Recently in Canada, a rare strain of gonorrhea was identified as resistant to antibiotics, which are generally the key method for treating the sexually transmitted infection. This is the first known instance of a strain of gonorrhea being resistant to antibiotics in North America.
This unprecedented case has produced some obvious concerns about how to handle potentially antibiotic-resistant sexually transmitted diseases in the future. Experts predict that treatment would become a lot harder and generally lengthier and more involved for the patient.
This news story was the basis for us asking doctors on SERMO, “Are antibiotic resistant diseases that are sexually transmitted more concerning than other antibiotic resistant diseases?”
Out of the 3,602 physicians from 49 countries who responded, 57 percent said ‘no,’ and argued that there were other antibiotic-resistant viruses that are more concerning:
“Definitely not… Surely, everybody would agree that they are much, much, much less concerning than those that are spread by way of airborne transmission.” – Family Medicine, US
“I do not see why we would prioritize STD vs other infectious diseases.” – General Practice, Canada
“Airborne or community acquired or hospital acquired DR/MDR bacteria should be 100% of the concern to physicians.” – Psychiatry, US
“Antibiotic resistance of hospital-acquired infection is a more important public health problem.” – Internal Medicine, Israel
“The problem of resistant germs is notoriously widespread and very worrisome.
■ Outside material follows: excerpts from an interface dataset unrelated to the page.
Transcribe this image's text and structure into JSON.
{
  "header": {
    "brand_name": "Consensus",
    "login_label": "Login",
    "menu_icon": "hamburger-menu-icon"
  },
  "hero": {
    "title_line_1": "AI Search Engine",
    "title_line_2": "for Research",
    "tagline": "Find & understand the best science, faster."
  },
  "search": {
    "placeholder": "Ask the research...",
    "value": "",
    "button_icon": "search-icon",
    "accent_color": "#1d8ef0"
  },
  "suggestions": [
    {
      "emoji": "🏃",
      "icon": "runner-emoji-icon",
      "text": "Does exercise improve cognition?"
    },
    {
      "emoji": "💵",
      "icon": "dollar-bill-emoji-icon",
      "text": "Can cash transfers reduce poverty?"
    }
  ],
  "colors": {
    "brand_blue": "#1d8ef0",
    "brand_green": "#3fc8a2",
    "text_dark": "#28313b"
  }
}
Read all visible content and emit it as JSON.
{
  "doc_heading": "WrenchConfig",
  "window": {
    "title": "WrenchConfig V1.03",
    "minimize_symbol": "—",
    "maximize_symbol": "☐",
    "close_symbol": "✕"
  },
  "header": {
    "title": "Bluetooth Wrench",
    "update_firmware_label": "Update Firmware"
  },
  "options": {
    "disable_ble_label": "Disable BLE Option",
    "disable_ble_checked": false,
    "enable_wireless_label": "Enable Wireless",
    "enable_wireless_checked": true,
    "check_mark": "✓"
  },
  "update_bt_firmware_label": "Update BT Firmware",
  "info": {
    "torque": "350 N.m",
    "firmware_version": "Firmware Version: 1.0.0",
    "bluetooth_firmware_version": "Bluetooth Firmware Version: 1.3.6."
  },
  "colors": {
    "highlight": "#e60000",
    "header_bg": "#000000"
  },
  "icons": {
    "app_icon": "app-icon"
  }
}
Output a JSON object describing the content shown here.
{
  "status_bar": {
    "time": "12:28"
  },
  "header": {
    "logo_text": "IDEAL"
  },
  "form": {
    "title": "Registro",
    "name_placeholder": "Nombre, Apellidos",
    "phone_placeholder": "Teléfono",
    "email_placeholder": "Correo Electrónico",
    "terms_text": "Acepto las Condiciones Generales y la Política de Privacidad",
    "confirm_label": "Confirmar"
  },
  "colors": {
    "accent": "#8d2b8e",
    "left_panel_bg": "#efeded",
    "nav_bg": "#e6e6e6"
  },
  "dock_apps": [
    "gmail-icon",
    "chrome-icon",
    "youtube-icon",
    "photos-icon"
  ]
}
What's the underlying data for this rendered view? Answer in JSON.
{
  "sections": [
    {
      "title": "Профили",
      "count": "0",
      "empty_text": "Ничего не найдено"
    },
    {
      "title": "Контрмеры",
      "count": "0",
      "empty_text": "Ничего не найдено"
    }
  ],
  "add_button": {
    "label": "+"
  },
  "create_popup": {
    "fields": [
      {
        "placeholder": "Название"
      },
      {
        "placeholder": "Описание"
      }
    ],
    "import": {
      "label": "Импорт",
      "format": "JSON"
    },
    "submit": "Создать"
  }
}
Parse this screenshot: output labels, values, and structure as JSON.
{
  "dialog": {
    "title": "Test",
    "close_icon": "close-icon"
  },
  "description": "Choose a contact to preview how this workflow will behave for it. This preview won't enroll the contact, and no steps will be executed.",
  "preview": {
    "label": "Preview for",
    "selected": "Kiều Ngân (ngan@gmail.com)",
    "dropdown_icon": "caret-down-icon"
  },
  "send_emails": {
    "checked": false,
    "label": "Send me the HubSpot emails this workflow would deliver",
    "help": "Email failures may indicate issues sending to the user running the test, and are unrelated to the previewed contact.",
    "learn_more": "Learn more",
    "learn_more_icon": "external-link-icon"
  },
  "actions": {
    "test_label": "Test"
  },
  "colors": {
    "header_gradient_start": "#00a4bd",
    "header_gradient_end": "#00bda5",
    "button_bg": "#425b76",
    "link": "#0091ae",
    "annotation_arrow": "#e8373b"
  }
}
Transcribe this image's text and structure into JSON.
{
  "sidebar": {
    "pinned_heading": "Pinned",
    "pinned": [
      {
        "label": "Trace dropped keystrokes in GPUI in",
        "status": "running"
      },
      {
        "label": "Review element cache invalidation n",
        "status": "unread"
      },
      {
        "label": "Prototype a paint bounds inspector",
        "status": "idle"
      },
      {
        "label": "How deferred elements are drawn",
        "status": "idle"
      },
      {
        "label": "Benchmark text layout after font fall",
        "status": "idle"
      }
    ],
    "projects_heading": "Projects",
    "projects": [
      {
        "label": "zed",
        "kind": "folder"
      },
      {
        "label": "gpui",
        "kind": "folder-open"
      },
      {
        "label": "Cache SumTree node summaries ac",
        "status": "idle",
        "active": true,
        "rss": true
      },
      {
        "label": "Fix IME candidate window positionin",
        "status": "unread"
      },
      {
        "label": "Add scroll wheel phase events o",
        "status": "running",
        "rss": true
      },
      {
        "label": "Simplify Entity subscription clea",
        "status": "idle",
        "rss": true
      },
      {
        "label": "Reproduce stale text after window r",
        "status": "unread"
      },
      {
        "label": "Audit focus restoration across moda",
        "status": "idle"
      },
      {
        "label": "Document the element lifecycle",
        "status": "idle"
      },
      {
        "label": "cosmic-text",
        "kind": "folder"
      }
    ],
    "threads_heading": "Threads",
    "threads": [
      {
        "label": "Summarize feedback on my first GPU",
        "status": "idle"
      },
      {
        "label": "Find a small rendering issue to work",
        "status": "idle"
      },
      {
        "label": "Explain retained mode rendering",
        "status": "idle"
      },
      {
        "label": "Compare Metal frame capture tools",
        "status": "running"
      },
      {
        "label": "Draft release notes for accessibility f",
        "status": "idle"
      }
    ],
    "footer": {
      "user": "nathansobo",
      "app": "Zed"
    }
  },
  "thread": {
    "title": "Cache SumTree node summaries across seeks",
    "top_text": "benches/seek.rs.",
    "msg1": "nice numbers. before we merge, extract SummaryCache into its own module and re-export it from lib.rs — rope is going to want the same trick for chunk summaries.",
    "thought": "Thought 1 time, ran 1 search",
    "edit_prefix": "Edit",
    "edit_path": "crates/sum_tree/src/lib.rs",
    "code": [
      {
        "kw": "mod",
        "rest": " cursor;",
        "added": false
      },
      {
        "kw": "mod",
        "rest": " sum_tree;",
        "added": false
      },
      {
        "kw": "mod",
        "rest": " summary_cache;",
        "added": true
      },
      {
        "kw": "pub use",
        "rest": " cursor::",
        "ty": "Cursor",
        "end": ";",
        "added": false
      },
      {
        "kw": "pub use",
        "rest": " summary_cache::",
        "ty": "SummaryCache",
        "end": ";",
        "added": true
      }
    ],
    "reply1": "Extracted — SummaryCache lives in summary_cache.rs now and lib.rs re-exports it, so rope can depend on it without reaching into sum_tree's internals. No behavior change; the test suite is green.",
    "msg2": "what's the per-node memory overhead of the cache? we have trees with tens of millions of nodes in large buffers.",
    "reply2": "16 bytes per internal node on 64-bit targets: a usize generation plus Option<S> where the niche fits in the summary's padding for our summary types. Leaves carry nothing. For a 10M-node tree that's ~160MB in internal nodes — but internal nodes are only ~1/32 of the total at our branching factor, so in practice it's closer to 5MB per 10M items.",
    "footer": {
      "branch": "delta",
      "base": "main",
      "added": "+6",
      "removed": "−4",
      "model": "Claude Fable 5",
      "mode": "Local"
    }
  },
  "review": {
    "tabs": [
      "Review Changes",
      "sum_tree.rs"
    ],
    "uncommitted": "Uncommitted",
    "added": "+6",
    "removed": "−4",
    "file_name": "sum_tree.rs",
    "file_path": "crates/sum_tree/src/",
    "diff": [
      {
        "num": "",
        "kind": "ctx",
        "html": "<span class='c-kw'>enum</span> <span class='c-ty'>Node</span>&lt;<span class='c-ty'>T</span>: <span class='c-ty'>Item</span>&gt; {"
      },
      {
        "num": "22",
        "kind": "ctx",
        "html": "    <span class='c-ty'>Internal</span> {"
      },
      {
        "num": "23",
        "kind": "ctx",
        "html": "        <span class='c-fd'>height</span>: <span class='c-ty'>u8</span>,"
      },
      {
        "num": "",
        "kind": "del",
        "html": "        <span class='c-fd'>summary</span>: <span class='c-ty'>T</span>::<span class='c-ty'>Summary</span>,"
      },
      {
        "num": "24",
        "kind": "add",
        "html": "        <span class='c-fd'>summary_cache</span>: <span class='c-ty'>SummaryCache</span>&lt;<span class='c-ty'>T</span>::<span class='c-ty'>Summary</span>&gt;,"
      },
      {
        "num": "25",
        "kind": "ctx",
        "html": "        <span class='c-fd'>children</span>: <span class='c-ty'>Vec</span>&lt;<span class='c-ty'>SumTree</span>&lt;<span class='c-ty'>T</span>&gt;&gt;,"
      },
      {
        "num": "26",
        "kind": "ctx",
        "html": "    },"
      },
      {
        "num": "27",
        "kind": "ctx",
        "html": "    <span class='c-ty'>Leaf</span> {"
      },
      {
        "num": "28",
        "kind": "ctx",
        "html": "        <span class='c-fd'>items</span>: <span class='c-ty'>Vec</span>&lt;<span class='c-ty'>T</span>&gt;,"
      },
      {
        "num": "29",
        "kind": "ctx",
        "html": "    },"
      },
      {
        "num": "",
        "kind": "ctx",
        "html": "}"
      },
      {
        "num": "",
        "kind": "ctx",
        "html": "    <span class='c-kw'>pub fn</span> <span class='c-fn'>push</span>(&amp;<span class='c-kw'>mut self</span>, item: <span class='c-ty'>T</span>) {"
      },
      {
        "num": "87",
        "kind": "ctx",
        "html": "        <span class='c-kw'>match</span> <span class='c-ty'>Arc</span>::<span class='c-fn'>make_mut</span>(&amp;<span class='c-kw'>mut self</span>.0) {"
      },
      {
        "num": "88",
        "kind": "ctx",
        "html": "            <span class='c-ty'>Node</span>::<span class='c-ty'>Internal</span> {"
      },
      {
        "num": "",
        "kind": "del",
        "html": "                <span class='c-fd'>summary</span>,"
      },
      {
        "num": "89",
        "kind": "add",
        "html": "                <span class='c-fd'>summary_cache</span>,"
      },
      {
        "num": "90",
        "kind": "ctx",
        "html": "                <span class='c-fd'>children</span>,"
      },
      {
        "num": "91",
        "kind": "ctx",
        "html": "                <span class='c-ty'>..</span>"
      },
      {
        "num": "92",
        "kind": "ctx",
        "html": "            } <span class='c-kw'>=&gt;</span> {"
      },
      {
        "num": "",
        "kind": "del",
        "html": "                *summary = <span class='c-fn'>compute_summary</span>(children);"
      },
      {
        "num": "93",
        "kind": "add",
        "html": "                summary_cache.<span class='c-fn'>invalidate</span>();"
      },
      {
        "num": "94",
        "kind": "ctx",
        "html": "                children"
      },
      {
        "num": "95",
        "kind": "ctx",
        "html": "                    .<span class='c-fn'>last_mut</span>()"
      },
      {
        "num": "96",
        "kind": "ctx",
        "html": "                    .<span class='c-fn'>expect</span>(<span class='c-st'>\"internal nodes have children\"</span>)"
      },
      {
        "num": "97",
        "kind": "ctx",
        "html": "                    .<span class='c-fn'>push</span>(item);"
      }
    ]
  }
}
There is no difference between sexually transmitted diseases and infectious diseases in general. It is necessary to change attitude quickly in the prescription of antibiotic therapies so as not to worsen the current state!” – Gastroenterology, Italy
However, 43 percent of doctors responded ‘yes, antibiotic resistant STDs are more concerning’:
“Yes. First of all, many people do not come for treatment of STD as they are associated with social stigma, moreover irrational use of antibiotics may increase the resistance. So avoid antibiotics abuse, otherwise time will come when we will have very few choices left.” – Pediatrics, India
The poll was fielded in January of 2017. 3,602 physicians responded to the poll. The margin of error for the global poll was ±2%. More information about SERMO polling methodology can be found here.
Are you a physician? Log into SERMO to weigh-in on this public health conversation with other doctors from around the world.